YOU ARE HERE: LAT HomeCollections

The First Flowering of Foreign Films

March 25, 2001|SUSAN KING | Susan King is a staff writer in The Times' Calendar section

Ang Lee's Mandarin-language action adventure "Crouching Tiger, Hidden Dragon" has already made Academy Awards history. With 10 Oscar nominations, it has garnered the most nods ever by a foreign language film. One of those is for best movie.

In the last 10 years, only two other foreign films have been nominated for best film--"Il Postino" and "Life Is Beautiful." Two years ago, Roberto Benigni won best actor for "Life Is Beautiful," the first performer in 37 years to win an acting Oscar for a foreign-language film.

The Academy Awards have always been an international competition, but it wasn't until the 1960s that foreign films flowered in the United States. The awards were just 11 years old when the first foreign production was nominated for best film, although Jean Renoir's classic French antiwar drama "Grand Illusion," would lose the 1938 best film Oscar to Frank Capra's feel-good comedy "You Can't Take It With You."

After World War II, the Academy began to increase its recognition of foreign films, nominating such acclaimed pictures as France's "Children of Paradise" and Italy's "The Bicycle Thief" in the screenplay categories. The organization also began to hand out special awards to foreign films, and it had established a foreign-language film category by 1956. Federico Fellini's "La Strada" was the first to win best foreign film.

In the 1960s, cutting-edge international directors, writers and actors took America by storm. Sophia Loren changed the Academy landscape forever when she won best actress of 1961 for the Italian-language drama "Two Women." Loren shed her sex-symbol image for a distinctly non-glamorous turn as a woman who, along with her teenage daughter, is raped by soldiers during World War II. Loren beat out Audrey Hepburn for "Breakfast at Tiffany's," Piper Laurie in "The Hustler," Geraldine Page in "Summer and Smoke" and Natalie Wood for "Splendor in the Grass" for the best actress Oscar. (Three years later, Loren was nominated in the same category for the Italian comedy "Marriage Italian Style.")

The same year Loren won, Fellini was nominated for best director and original screenplay for his arthouse hit "La Dolce Vita." Other foreign nominees competing with "La Dolce Vita" in the latter category were "General Della Rovere" from Italy and "Ballad of a Soldier" from the Soviet Union.

The Italians scored several nominations the following year, with Marcello Mastroianni receiving his first Oscar nomination for best actor for the comedy "Divorce-Italian Style." The farce's director, Pietro Germi, lost to David Lean of "Lawrence of Arabia" for best director but won for co-writing the original screenplay. Other nominees in the screenplay category in 1962 included Ingmar Bergman for "Through a Glass Darkly" and Alain Robbe-Grillet for "Last Year at Marienbad."

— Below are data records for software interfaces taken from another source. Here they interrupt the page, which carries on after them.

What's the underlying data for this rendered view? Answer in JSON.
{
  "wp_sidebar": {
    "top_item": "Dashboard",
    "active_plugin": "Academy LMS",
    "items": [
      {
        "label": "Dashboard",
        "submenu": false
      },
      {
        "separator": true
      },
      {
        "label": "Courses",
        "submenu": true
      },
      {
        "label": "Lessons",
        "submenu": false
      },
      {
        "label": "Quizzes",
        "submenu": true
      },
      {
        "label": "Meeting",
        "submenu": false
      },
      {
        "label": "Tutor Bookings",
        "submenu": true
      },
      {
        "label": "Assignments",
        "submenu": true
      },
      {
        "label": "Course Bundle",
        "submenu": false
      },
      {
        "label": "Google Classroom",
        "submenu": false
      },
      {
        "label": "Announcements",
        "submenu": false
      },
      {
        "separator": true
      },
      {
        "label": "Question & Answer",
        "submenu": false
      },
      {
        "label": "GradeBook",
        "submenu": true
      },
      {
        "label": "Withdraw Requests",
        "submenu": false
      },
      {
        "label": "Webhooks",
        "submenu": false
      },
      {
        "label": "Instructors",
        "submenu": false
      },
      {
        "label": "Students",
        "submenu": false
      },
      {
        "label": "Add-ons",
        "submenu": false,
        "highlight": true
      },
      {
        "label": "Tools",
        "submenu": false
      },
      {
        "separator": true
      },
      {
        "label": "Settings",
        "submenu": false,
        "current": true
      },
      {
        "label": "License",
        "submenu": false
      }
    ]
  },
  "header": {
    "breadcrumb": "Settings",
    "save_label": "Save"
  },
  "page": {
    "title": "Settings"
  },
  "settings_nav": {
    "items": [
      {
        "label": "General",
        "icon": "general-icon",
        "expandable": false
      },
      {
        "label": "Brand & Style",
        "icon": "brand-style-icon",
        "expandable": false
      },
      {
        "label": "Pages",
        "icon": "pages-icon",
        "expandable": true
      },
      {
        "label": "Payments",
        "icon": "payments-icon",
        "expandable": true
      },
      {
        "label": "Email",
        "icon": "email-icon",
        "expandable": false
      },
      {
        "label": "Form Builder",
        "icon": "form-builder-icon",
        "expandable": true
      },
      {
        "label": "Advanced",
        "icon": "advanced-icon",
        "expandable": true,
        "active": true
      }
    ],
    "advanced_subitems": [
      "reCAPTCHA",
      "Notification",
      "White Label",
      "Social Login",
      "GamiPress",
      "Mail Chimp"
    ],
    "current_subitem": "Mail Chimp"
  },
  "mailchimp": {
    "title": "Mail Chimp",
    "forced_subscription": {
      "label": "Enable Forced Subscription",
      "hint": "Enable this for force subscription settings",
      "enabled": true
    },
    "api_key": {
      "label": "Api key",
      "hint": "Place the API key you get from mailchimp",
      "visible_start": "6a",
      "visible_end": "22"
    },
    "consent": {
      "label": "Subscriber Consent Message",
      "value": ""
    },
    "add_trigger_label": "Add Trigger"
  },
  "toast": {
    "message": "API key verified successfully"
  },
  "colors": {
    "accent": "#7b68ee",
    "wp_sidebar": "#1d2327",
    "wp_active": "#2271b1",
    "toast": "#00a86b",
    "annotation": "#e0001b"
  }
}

Fellini picked up best director and original screenplay nominations for 1963's "81/2," which won Oscars for foreign-language film and costume design.

In 1965, Hiroshi Teshigahara became the first Japanese to receive a best director nomination, for his offbeat drama "Woman in the Dunes."

The following year, not one American-born actress was among the best actress nominees. Elizabeth Taylor--who won for "Who's Afraid of Virginia Woolf?"--was born in England, as were nominees Lynn Redgrave ("Georgy Girl") and her sister, Vanessa ("Morgan!"). Rounding out the five nominees were France's Anouk Aimee for "A Man and a Woman" and veteran performer Ida Kaminska for the Czech film "The Shop on Main Street." Aimee's director, Claude Lelouch, was nominated for best director and screenplay for the hit romance.

The Academy didn't shy away from controversial films. In 1968, Gillo Pontecorvo was nominated for best director and original screenplay for his thought-provoking "The Battle of Algiers," a documentary-style drama about the uprising of the Algerians against the French in the mid-'50s.

The '60s ended with not only the first and only X-rated film--"Midnight Cowboy"--to win the best picture honors, but the first foreign nominee for Best Film in 31 years. Costa-Gavras' intense French political thriller "Z" also scored a nomination for director and adapted screenplay. In the end, "Z" won Oscars for foreign language film and editing.

Tom O'Neil, author of "Movie Awards," believes the influx and acceptance of foreign films in the '60s occurred partly because of the boom in jet travel, which "suddenly made the American public not only more mobile, but more worldly. We discovered not only the rest of the world geographically, but we discovered it artistically. We were eager to bring it back home."

Los Angeles Times Articles